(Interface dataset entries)
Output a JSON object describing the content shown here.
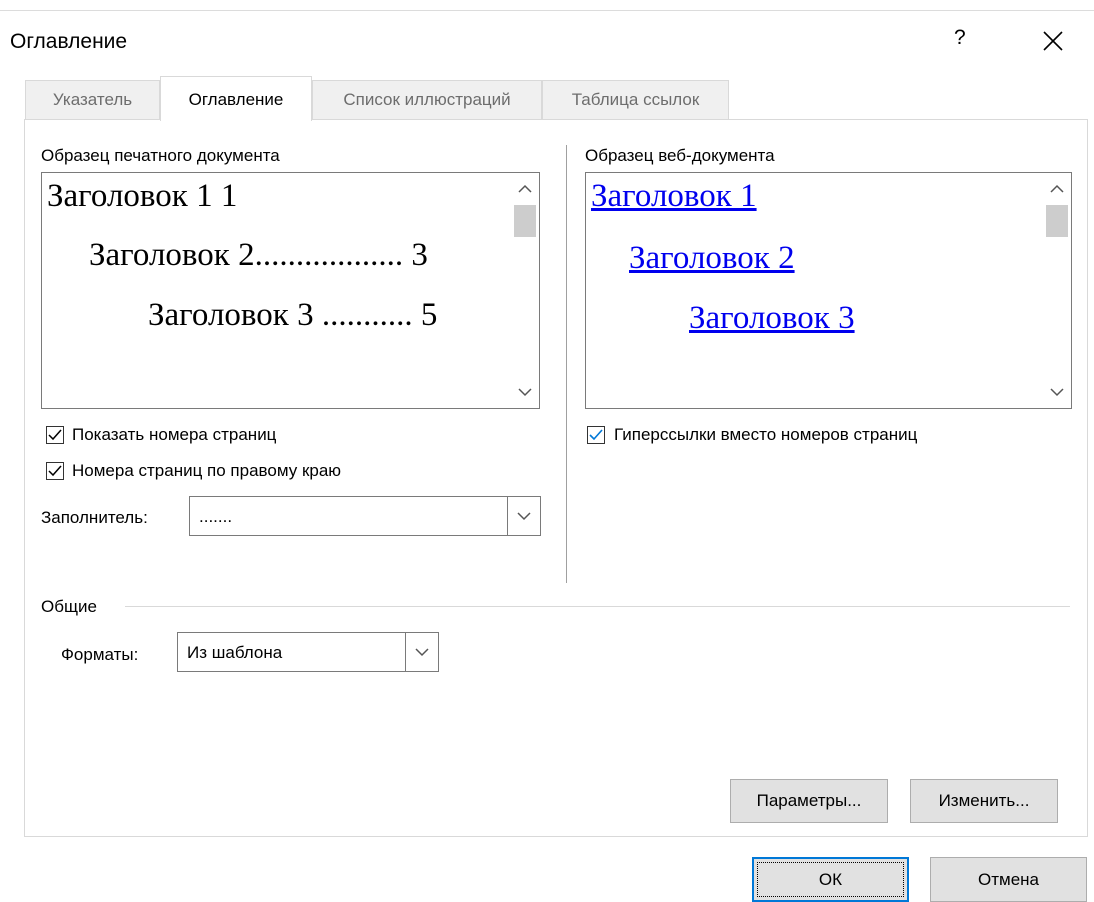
{
  "dialog": {
    "title": "Оглавление",
    "help": "?",
    "close_icon": "close-icon"
  },
  "tabs": [
    {
      "label": "Указатель",
      "active": false
    },
    {
      "label": "Оглавление",
      "active": true
    },
    {
      "label": "Список иллюстраций",
      "active": false
    },
    {
      "label": "Таблица ссылок",
      "active": false
    }
  ],
  "print_preview": {
    "label": "Образец печатного документа",
    "lines": [
      "Заголовок 1 1",
      "Заголовок 2.................. 3",
      "Заголовок 3 ........... 5"
    ]
  },
  "web_preview": {
    "label": "Образец веб-документа",
    "links": [
      "Заголовок 1",
      "Заголовок 2",
      "Заголовок 3"
    ]
  },
  "options": {
    "show_page_numbers": {
      "label": "Показать номера страниц",
      "checked": true
    },
    "right_align": {
      "label": "Номера страниц по правому краю",
      "checked": true
    },
    "tab_leader": {
      "label": "Заполнитель:",
      "value": "......."
    },
    "hyperlinks": {
      "label": "Гиперссылки вместо номеров страниц",
      "checked": true
    }
  },
  "general": {
    "label": "Общие",
    "formats_label": "Форматы:",
    "formats_value": "Из шаблона"
  },
  "buttons": {
    "options": "Параметры...",
    "modify": "Изменить...",
    "ok": "ОК",
    "cancel": "Отмена"
  },
  "colors": {
    "accent": "#0078d7",
    "link": "#0000ee"
  }
}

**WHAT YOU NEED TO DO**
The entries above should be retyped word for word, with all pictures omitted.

**TASK OUTPUT**
Output a JSON object describing the content shown here.
{
  "dialog": {
    "title": "Оглавление",
    "help": "?",
    "close_icon": "close-icon"
  },
  "tabs": [
    {
      "label": "Указатель",
      "active": false
    },
    {
      "label": "Оглавление",
      "active": true
    },
    {
      "label": "Список иллюстраций",
      "active": false
    },
    {
      "label": "Таблица ссылок",
      "active": false
    }
  ],
  "print_preview": {
    "label": "Образец печатного документа",
    "lines": [
      "Заголовок 1 1",
      "Заголовок 2.................. 3",
      "Заголовок 3 ........... 5"
    ]
  },
  "web_preview": {
    "label": "Образец веб-документа",
    "links": [
      "Заголовок 1",
      "Заголовок 2",
      "Заголовок 3"
    ]
  },
  "options": {
    "show_page_numbers": {
      "label": "Показать номера страниц",
      "checked": true
    },
    "right_align": {
      "label": "Номера страниц по правому краю",
      "checked": true
    },
    "tab_leader": {
      "label": "Заполнитель:",
      "value": "......."
    },
    "hyperlinks": {
      "label": "Гиперссылки вместо номеров страниц",
      "checked": true
    }
  },
  "general": {
    "label": "Общие",
    "formats_label": "Форматы:",
    "formats_value": "Из шаблона"
  },
  "buttons": {
    "options": "Параметры...",
    "modify": "Изменить...",
    "ok": "ОК",
    "cancel": "Отмена"
  },
  "colors": {
    "accent": "#0078d7",
    "link": "#0000ee"
  }
}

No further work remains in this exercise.